New Survey Finds Many Misconceptions and Questions around Careers in STEM
As companies pledge to make their workforces more diverse, there remains much more to be done, especially in the field of STEM – science, technology, engineering, and math – which is projected to grow faster than other occupations, and the need for minority workers is already critical. Unfortunately, the biggest misconceptions around switching to in-demand STEM careers is that training is “too expensive, learners don’t know where to start, and don’t know enough about digital credentials,” according to the survey of 14,000 students, career changers, and job seekers in the United States and 15 other countries.
Six out of ten workers worldwide say they’re in the market for a new job and there is a huge interest in STEM careers. However, there are a lot of questions and misconceptions about the right pathway to attaining those jobs, according to a new survey from IBM and Morning Consult.
Here’s the breakdown.
- 61% of students and career changers are actively looking for a new job now or plan to within the next year
- More than 80% of all respondents have plans to build their skills in the next two years
- At least 90% are confident they can develop skills or learn something new from an online program.

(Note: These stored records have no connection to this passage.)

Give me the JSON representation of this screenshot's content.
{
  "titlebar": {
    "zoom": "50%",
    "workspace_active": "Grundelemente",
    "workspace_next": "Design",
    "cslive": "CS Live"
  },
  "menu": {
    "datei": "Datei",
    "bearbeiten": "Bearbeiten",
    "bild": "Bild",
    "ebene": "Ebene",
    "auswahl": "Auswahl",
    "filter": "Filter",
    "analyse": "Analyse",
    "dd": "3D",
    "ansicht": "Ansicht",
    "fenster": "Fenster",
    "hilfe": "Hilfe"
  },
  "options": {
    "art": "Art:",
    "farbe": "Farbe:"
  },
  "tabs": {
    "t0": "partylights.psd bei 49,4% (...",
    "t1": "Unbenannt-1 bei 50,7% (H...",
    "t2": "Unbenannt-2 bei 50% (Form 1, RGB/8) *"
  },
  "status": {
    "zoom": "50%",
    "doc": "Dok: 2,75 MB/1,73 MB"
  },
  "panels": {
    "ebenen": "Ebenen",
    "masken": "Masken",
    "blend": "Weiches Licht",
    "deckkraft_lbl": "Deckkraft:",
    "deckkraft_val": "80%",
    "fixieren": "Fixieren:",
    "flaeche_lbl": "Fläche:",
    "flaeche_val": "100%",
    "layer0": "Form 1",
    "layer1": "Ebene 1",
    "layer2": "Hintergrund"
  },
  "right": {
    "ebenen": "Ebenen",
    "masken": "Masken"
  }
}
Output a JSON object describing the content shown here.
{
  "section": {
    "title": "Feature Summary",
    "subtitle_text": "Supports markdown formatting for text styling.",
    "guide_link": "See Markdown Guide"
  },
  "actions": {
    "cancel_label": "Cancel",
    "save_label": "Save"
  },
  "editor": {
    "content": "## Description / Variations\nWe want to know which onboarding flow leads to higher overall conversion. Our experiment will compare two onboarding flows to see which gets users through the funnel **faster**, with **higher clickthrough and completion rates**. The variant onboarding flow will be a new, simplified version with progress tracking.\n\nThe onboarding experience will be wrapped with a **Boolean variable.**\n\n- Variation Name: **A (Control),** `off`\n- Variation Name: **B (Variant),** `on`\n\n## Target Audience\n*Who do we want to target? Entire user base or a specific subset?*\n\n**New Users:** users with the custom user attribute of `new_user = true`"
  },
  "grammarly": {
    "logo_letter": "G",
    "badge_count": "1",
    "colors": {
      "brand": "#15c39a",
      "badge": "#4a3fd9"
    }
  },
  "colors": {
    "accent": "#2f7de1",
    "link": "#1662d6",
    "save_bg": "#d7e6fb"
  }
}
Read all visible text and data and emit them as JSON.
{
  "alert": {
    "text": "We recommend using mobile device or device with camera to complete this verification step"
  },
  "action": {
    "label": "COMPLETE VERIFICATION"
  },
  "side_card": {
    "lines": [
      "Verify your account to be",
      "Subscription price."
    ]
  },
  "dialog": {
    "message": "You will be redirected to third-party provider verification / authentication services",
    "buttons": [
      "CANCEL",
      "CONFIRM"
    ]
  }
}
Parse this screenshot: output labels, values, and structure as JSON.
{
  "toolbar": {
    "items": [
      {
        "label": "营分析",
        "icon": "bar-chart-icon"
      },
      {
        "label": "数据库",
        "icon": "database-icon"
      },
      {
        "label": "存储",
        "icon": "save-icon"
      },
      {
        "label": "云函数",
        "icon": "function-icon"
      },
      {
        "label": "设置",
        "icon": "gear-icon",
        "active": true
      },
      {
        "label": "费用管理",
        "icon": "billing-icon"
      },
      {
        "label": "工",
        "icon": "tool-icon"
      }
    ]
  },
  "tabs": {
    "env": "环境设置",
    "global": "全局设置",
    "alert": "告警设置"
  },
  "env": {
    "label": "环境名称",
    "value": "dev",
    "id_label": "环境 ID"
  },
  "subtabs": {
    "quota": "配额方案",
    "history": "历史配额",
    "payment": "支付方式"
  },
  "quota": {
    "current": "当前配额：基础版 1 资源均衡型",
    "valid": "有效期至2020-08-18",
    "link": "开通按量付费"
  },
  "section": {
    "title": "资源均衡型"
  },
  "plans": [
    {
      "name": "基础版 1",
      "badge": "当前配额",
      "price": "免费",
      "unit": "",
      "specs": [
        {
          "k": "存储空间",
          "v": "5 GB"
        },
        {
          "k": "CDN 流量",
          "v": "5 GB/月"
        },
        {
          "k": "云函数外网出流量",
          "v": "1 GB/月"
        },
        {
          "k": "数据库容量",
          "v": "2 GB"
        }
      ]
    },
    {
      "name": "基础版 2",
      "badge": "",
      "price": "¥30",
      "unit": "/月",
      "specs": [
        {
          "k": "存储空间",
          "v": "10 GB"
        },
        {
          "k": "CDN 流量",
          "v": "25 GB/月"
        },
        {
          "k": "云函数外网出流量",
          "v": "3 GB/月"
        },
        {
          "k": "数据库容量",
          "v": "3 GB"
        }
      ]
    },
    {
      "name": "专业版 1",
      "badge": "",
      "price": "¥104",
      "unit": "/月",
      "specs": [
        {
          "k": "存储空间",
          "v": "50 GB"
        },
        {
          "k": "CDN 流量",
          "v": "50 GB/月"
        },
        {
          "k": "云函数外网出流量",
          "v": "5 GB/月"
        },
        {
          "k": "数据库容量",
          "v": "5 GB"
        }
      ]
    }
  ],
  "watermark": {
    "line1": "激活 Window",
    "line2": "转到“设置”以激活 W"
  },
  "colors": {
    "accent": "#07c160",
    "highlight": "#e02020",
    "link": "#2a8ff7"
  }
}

- 61% of respondents think they are not qualified to work in a STEM job because they don’t have the right academic degrees
- 40% of students say the greatest barrier to professional or technical skill development is that they don’t know where to start
- 60% of respondents worry that digital credentials may be costly to obtain
- Being able to continue to work while earning a credential is particularly important to career changers.
The IBM / Morning Consult study revealed perceptions from interviewed students, career changers, and job seekers who are interested in a role in Science, Technology, Engineering, and Mathematics (STEM):
- 50% of respondents are interested in pursuing a STEM-related job
- 64% of career changers are not familiar with STEM jobs
- Many respondents are unsure of which careers are considered to be a STEM job
- 62% of respondents share concerns that they won’t be able to find a STEM job that pays enough to support themselves or their family
- 66% of all respondents think that STEM jobs across industries will increase over the next decade
- 86% of those respondents who have earned a digital credential agree that it helped them achieve career goals
- 75% of all respondents agree that digital credentials are a good way to supplement traditional education
- Increased career opportunities and qualifications were the top reasons why respondents across the globe said they wanted to earn digital credentials
For minorities, a Pew Research Report finds uneven progress in diversifying STEM fields. It reports that while Hispanics make up 17% of employed adults, they represent only 8% of STEM workers. Blacks, according to the report, make up 9% of STEM workers, but make up 11% of employed adults.
Black and Hispanic adults are less likely to earn degrees in STEM than other degree fields, and they continue to make up a lower share of STEM graduates relative to their share of the adult population. And while women now earn a majority of all undergraduate and advanced degrees, they remain a small share of degree earners in fields like engineering and computer science – areas where they are significantly underrepresented in the work force.
Asian and White students remain overrepresented among STEM college graduates compared with their share of all college graduates in 2018. Students from other groups, including Native American, Native Hawaiian, Pacific Islander and people who identify with two or more racial groups, are earning bachelor’s degrees in STEM in rough proportion to their share of all degree recipients.
According to the Pew Research report, women earned 53% of STEM college degrees in 2018, smaller than their 58% share of all college degrees. The gender dynamics in STEM degree attainment mirror many of those seen across STEM job clusters. For instance, women earned 85% of the bachelor’s degrees in health-related fields, but just 22% in engineering and 19% in computer science as of 2018. In fields where women have been especially scarce, there have been incremental gains over the past decade. The share of women earning a degree in engineering is up 2 points since 2014 at the bachelor’s and master’s level.
Black and Hispanic adults are also underrepresented among those earning advanced degrees in STEM, especially among those earning Ph.D. or other research doctorates. Representation of Black and Hispanic adults is lowest in math, physical sciences and engineering degree fields.
To overcome the generational wealth gap and help untapped talented diverse students, María Fernanda Trochimezuk launched IOScholarships a platform connecting underrepresented talented students to STEM scholarships for undergraduate, graduate and postgraduate education. “I want to level the playing field so all diverse students can go to college and pursue these careers that are the highest paying careers in the market” says Trochimezuk. “The scholarships are the gateway for students to be part of the STEM pipeline”
Trochimezuk says the platform has access to over $48 million dollars in funding for Hispanic American, African American, American Indian/Alaska Native, and Asian Pacific Islander students. Most of that funding comes from private sources such as corporations and nonprofit organizations.
To date, more than 11,000 students have used the platform which partners with the National Scholarship Providers Association. Trochimezuk encourages students to approach scholarship money as a part-time job. “I always tell students if you invest 10 hours in a $10,000 dollar scholarship and you win it, that’s $1,000 dollar per hours. That’s a very good investment and hourly rate.”